Task requirements: Reproduce the whole listing word for word. Leave every image out.

Provided data:
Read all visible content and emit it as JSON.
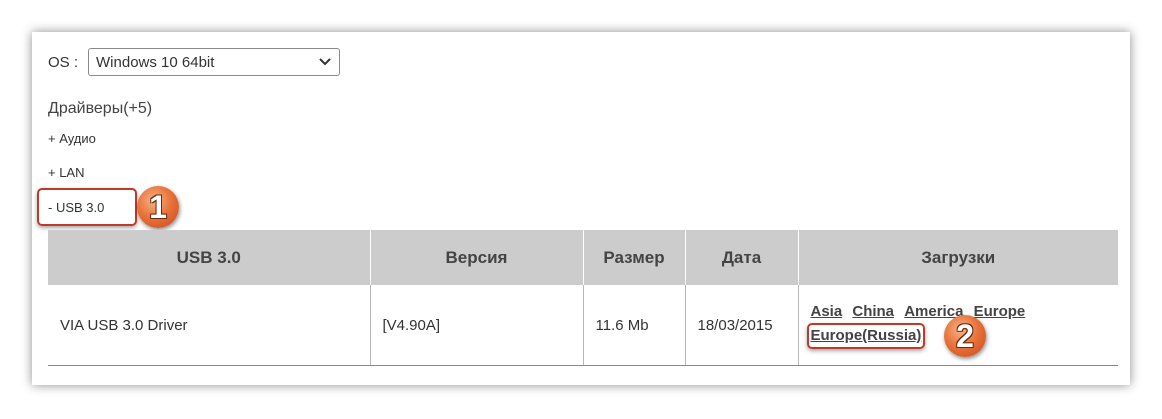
{
  "os": {
    "label": "OS :",
    "selected": "Windows 10 64bit"
  },
  "drivers": {
    "title": "Драйверы(+5)",
    "categories": [
      {
        "label": "+ Аудио"
      },
      {
        "label": "+ LAN"
      },
      {
        "label": "- USB 3.0"
      }
    ]
  },
  "table": {
    "headers": [
      "USB 3.0",
      "Версия",
      "Размер",
      "Дата",
      "Загрузки"
    ],
    "rows": [
      {
        "name": "VIA USB 3.0 Driver",
        "version": "[V4.90A]",
        "size": "11.6 Mb",
        "date": "18/03/2015",
        "downloads": [
          "Asia",
          "China",
          "America",
          "Europe",
          "Europe(Russia)"
        ]
      }
    ]
  },
  "annotations": {
    "step1": "1",
    "step2": "2",
    "highlight_color": "#c0392b",
    "badge_color": "#e8743b"
  }
}
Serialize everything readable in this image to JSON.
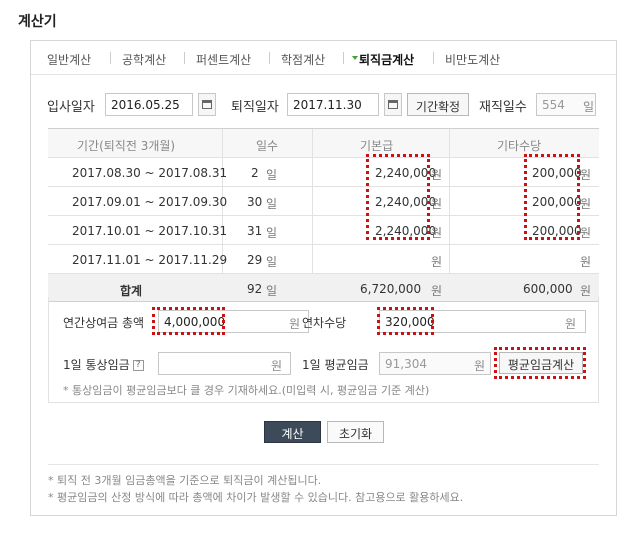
{
  "title": "계산기",
  "tabs": [
    "일반계산",
    "공학계산",
    "퍼센트계산",
    "학점계산",
    "퇴직금계산",
    "비만도계산"
  ],
  "dates": {
    "join_label": "입사일자",
    "join_value": "2016.05.25",
    "leave_label": "퇴직일자",
    "leave_value": "2017.11.30",
    "confirm_btn": "기간확정",
    "days_label": "재직일수",
    "days_value": "554",
    "days_unit": "일"
  },
  "table": {
    "headers": [
      "기간(퇴직전 3개월)",
      "일수",
      "기본급",
      "기타수당"
    ],
    "rows": [
      {
        "period": "2017.08.30 ~ 2017.08.31",
        "days": "2",
        "base": "2,240,000",
        "extra": "200,000"
      },
      {
        "period": "2017.09.01 ~ 2017.09.30",
        "days": "30",
        "base": "2,240,000",
        "extra": "200,000"
      },
      {
        "period": "2017.10.01 ~ 2017.10.31",
        "days": "31",
        "base": "2,240,000",
        "extra": "200,000"
      },
      {
        "period": "2017.11.01 ~ 2017.11.29",
        "days": "29",
        "base": "",
        "extra": ""
      }
    ],
    "total": {
      "label": "합계",
      "days": "92",
      "base": "6,720,000",
      "extra": "600,000"
    },
    "day_unit": "일",
    "won_unit": "원"
  },
  "bonus": {
    "annual_label": "연간상여금 총액",
    "annual_value": "4,000,000",
    "leave_label": "연차수당",
    "leave_value": "320,000",
    "daily_label": "1일 통상임금",
    "daily_value": "",
    "avg_label": "1일 평균임금",
    "avg_value": "91,304",
    "avg_btn": "평균임금계산",
    "help": "?",
    "note": "* 통상임금이 평균임금보다 클 경우 기재하세요.(미입력 시, 평균임금 기준 계산)",
    "won": "원"
  },
  "actions": {
    "calc": "계산",
    "reset": "초기화"
  },
  "footnotes": [
    "* 퇴직 전 3개월 임금총액을 기준으로 퇴직금이 계산됩니다.",
    "* 평균임금의 산정 방식에 따라 총액에 차이가 발생할 수 있습니다. 참고용으로 활용하세요."
  ]
}
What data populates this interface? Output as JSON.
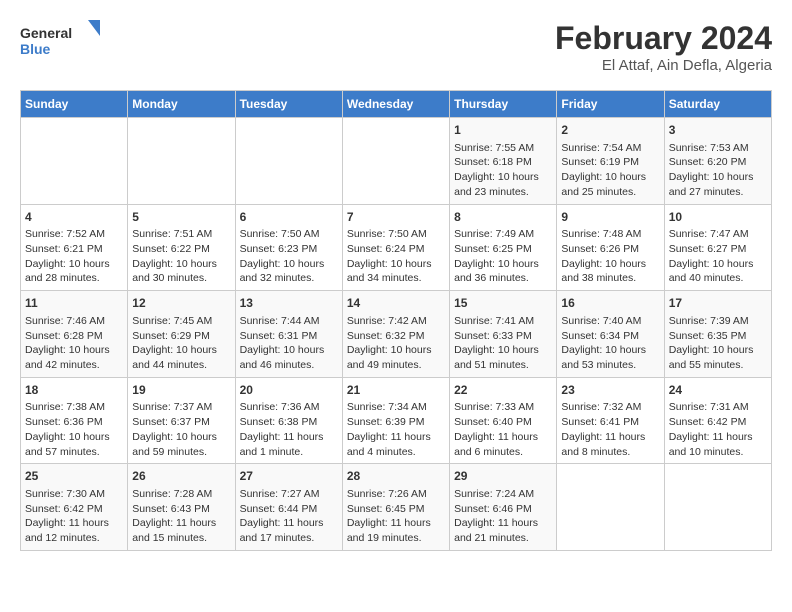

Your response:
Read all visible content and emit it as JSON.
{
  "os": {
    "label": "OS :",
    "selected": "Windows 10 64bit"
  },
  "drivers": {
    "title": "Драйверы(+5)",
    "categories": [
      {
        "label": "+ Аудио"
      },
      {
        "label": "+ LAN"
      },
      {
        "label": "- USB 3.0"
      }
    ]
  },
  "table": {
    "headers": [
      "USB 3.0",
      "Версия",
      "Размер",
      "Дата",
      "Загрузки"
    ],
    "rows": [
      {
        "name": "VIA USB 3.0 Driver",
        "version": "[V4.90A]",
        "size": "11.6 Mb",
        "date": "18/03/2015",
        "downloads": [
          "Asia",
          "China",
          "America",
          "Europe",
          "Europe(Russia)"
        ]
      }
    ]
  },
  "annotations": {
    "step1": "1",
    "step2": "2",
    "highlight_color": "#c0392b",
    "badge_color": "#e8743b"
  }
}
Serialize everything readable in this image to JSON.
{
  "title": "계산기",
  "tabs": [
    "일반계산",
    "공학계산",
    "퍼센트계산",
    "학점계산",
    "퇴직금계산",
    "비만도계산"
  ],
  "dates": {
    "join_label": "입사일자",
    "join_value": "2016.05.25",
    "leave_label": "퇴직일자",
    "leave_value": "2017.11.30",
    "confirm_btn": "기간확정",
    "days_label": "재직일수",
    "days_value": "554",
    "days_unit": "일"
  },
  "table": {
    "headers": [
      "기간(퇴직전 3개월)",
      "일수",
      "기본급",
      "기타수당"
    ],
    "rows": [
      {
        "period": "2017.08.30 ~ 2017.08.31",
        "days": "2",
        "base": "2,240,000",
        "extra": "200,000"
      },
      {
        "period": "2017.09.01 ~ 2017.09.30",
        "days": "30",
        "base": "2,240,000",
        "extra": "200,000"
      },
      {
        "period": "2017.10.01 ~ 2017.10.31",
        "days": "31",
        "base": "2,240,000",
        "extra": "200,000"
      },
      {
        "period": "2017.11.01 ~ 2017.11.29",
        "days": "29",
        "base": "",
        "extra": ""
      }
    ],
    "total": {
      "label": "합계",
      "days": "92",
      "base": "6,720,000",
      "extra": "600,000"
    },
    "day_unit": "일",
    "won_unit": "원"
  },
  "bonus": {
    "annual_label": "연간상여금 총액",
    "annual_value": "4,000,000",
    "leave_label": "연차수당",
    "leave_value": "320,000",
    "daily_label": "1일 통상임금",
    "daily_value": "",
    "avg_label": "1일 평균임금",
    "avg_value": "91,304",
    "avg_btn": "평균임금계산",
    "help": "?",
    "note": "* 통상임금이 평균임금보다 클 경우 기재하세요.(미입력 시, 평균임금 기준 계산)",
    "won": "원"
  },
  "actions": {
    "calc": "계산",
    "reset": "초기화"
  },
  "footnotes": [
    "* 퇴직 전 3개월 임금총액을 기준으로 퇴직금이 계산됩니다.",
    "* 평균임금의 산정 방식에 따라 총액에 차이가 발생할 수 있습니다. 참고용으로 활용하세요."
  ]
}
What data populates this interface? Output as JSON.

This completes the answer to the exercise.